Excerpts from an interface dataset
= = = =
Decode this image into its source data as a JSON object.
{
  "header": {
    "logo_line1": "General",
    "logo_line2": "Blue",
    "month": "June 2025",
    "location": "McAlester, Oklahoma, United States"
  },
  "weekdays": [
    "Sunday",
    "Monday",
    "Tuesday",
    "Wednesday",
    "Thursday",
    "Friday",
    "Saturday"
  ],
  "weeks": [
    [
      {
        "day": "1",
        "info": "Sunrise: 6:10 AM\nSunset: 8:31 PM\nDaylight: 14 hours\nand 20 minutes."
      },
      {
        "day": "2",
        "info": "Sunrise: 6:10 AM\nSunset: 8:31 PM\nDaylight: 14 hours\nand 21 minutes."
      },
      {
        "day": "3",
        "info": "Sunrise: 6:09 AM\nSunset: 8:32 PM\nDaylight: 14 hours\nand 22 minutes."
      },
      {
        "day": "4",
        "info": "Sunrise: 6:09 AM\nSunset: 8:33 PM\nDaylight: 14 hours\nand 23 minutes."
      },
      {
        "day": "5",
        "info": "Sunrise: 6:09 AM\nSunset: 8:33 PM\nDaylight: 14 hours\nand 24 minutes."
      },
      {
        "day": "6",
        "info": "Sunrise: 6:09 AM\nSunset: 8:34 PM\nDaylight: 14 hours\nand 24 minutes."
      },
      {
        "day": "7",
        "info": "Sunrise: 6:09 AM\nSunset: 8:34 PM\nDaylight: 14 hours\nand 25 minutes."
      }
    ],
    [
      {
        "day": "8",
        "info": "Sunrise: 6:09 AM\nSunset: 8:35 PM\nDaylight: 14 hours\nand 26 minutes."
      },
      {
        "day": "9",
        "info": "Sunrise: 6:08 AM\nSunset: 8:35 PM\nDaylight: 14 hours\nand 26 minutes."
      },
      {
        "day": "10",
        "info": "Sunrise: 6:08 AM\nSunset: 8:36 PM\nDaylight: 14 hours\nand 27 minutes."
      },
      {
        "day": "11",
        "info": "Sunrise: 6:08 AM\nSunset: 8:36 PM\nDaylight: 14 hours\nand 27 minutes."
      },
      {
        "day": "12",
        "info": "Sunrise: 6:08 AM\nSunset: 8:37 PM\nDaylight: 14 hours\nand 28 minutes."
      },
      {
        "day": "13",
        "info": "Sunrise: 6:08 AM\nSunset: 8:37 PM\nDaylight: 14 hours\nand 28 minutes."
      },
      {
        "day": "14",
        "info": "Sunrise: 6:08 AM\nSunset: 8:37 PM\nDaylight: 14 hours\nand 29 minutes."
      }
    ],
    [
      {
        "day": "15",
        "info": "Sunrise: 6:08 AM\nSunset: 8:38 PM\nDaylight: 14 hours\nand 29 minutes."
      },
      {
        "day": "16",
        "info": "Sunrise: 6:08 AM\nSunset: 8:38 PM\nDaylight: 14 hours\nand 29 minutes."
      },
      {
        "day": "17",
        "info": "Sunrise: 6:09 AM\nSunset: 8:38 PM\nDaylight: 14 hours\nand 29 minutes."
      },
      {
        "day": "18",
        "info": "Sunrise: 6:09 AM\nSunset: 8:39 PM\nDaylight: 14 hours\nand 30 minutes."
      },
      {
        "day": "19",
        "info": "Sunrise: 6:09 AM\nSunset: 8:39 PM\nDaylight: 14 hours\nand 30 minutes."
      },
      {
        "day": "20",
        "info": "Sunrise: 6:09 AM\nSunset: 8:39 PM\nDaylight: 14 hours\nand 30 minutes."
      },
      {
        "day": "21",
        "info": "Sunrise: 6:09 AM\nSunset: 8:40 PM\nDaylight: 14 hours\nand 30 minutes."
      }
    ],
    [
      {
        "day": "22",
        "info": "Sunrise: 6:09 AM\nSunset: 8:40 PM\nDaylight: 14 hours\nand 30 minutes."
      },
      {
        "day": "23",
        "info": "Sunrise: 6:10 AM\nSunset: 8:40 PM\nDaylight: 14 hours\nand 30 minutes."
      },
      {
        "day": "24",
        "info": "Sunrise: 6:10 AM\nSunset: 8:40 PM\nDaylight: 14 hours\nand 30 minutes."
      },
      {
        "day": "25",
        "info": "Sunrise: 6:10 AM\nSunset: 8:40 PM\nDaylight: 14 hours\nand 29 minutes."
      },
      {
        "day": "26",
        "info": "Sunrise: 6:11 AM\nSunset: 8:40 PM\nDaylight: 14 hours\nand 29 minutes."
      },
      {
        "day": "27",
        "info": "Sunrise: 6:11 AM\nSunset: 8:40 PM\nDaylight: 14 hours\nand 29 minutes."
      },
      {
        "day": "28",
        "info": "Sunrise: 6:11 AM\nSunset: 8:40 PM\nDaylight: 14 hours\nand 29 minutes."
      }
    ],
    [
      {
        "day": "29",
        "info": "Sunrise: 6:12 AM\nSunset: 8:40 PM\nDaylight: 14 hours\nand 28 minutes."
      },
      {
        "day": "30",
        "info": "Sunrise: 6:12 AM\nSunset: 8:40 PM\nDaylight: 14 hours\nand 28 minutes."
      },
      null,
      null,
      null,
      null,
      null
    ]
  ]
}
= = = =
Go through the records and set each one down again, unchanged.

Result of the task
Decode this image into its source data as a JSON object.
{
  "header": {
    "logo_line1": "General",
    "logo_line2": "Blue",
    "month": "June 2025",
    "location": "McAlester, Oklahoma, United States"
  },
  "weekdays": [
    "Sunday",
    "Monday",
    "Tuesday",
    "Wednesday",
    "Thursday",
    "Friday",
    "Saturday"
  ],
  "weeks": [
    [
      {
        "day": "1",
        "info": "Sunrise: 6:10 AM\nSunset: 8:31 PM\nDaylight: 14 hours\nand 20 minutes."
      },
      {
        "day": "2",
        "info": "Sunrise: 6:10 AM\nSunset: 8:31 PM\nDaylight: 14 hours\nand 21 minutes."
      },
      {
        "day": "3",
        "info": "Sunrise: 6:09 AM\nSunset: 8:32 PM\nDaylight: 14 hours\nand 22 minutes."
      },
      {
        "day": "4",
        "info": "Sunrise: 6:09 AM\nSunset: 8:33 PM\nDaylight: 14 hours\nand 23 minutes."
      },
      {
        "day": "5",
        "info": "Sunrise: 6:09 AM\nSunset: 8:33 PM\nDaylight: 14 hours\nand 24 minutes."
      },
      {
        "day": "6",
        "info": "Sunrise: 6:09 AM\nSunset: 8:34 PM\nDaylight: 14 hours\nand 24 minutes."
      },
      {
        "day": "7",
        "info": "Sunrise: 6:09 AM\nSunset: 8:34 PM\nDaylight: 14 hours\nand 25 minutes."
      }
    ],
    [
      {
        "day": "8",
        "info": "Sunrise: 6:09 AM\nSunset: 8:35 PM\nDaylight: 14 hours\nand 26 minutes."
      },
      {
        "day": "9",
        "info": "Sunrise: 6:08 AM\nSunset: 8:35 PM\nDaylight: 14 hours\nand 26 minutes."
      },
      {
        "day": "10",
        "info": "Sunrise: 6:08 AM\nSunset: 8:36 PM\nDaylight: 14 hours\nand 27 minutes."
      },
      {
        "day": "11",
        "info": "Sunrise: 6:08 AM\nSunset: 8:36 PM\nDaylight: 14 hours\nand 27 minutes."
      },
      {
        "day": "12",
        "info": "Sunrise: 6:08 AM\nSunset: 8:37 PM\nDaylight: 14 hours\nand 28 minutes."
      },
      {
        "day": "13",
        "info": "Sunrise: 6:08 AM\nSunset: 8:37 PM\nDaylight: 14 hours\nand 28 minutes."
      },
      {
        "day": "14",
        "info": "Sunrise: 6:08 AM\nSunset: 8:37 PM\nDaylight: 14 hours\nand 29 minutes."
      }
    ],
    [
      {
        "day": "15",
        "info": "Sunrise: 6:08 AM\nSunset: 8:38 PM\nDaylight: 14 hours\nand 29 minutes."
      },
      {
        "day": "16",
        "info": "Sunrise: 6:08 AM\nSunset: 8:38 PM\nDaylight: 14 hours\nand 29 minutes."
      },
      {
        "day": "17",
        "info": "Sunrise: 6:09 AM\nSunset: 8:38 PM\nDaylight: 14 hours\nand 29 minutes."
      },
      {
        "day": "18",
        "info": "Sunrise: 6:09 AM\nSunset: 8:39 PM\nDaylight: 14 hours\nand 30 minutes."
      },
      {
        "day": "19",
        "info": "Sunrise: 6:09 AM\nSunset: 8:39 PM\nDaylight: 14 hours\nand 30 minutes."
      },
      {
        "day": "20",
        "info": "Sunrise: 6:09 AM\nSunset: 8:39 PM\nDaylight: 14 hours\nand 30 minutes."
      },
      {
        "day": "21",
        "info": "Sunrise: 6:09 AM\nSunset: 8:40 PM\nDaylight: 14 hours\nand 30 minutes."
      }
    ],
    [
      {
        "day": "22",
        "info": "Sunrise: 6:09 AM\nSunset: 8:40 PM\nDaylight: 14 hours\nand 30 minutes."
      },
      {
        "day": "23",
        "info": "Sunrise: 6:10 AM\nSunset: 8:40 PM\nDaylight: 14 hours\nand 30 minutes."
      },
      {
        "day": "24",
        "info": "Sunrise: 6:10 AM\nSunset: 8:40 PM\nDaylight: 14 hours\nand 30 minutes."
      },
      {
        "day": "25",
        "info": "Sunrise: 6:10 AM\nSunset: 8:40 PM\nDaylight: 14 hours\nand 29 minutes."
      },
      {
        "day": "26",
        "info": "Sunrise: 6:11 AM\nSunset: 8:40 PM\nDaylight: 14 hours\nand 29 minutes."
      },
      {
        "day": "27",
        "info": "Sunrise: 6:11 AM\nSunset: 8:40 PM\nDaylight: 14 hours\nand 29 minutes."
      },
      {
        "day": "28",
        "info": "Sunrise: 6:11 AM\nSunset: 8:40 PM\nDaylight: 14 hours\nand 29 minutes."
      }
    ],
    [
      {
        "day": "29",
        "info": "Sunrise: 6:12 AM\nSunset: 8:40 PM\nDaylight: 14 hours\nand 28 minutes."
      },
      {
        "day": "30",
        "info": "Sunrise: 6:12 AM\nSunset: 8:40 PM\nDaylight: 14 hours\nand 28 minutes."
      },
      null,
      null,
      null,
      null,
      null
    ]
  ]
}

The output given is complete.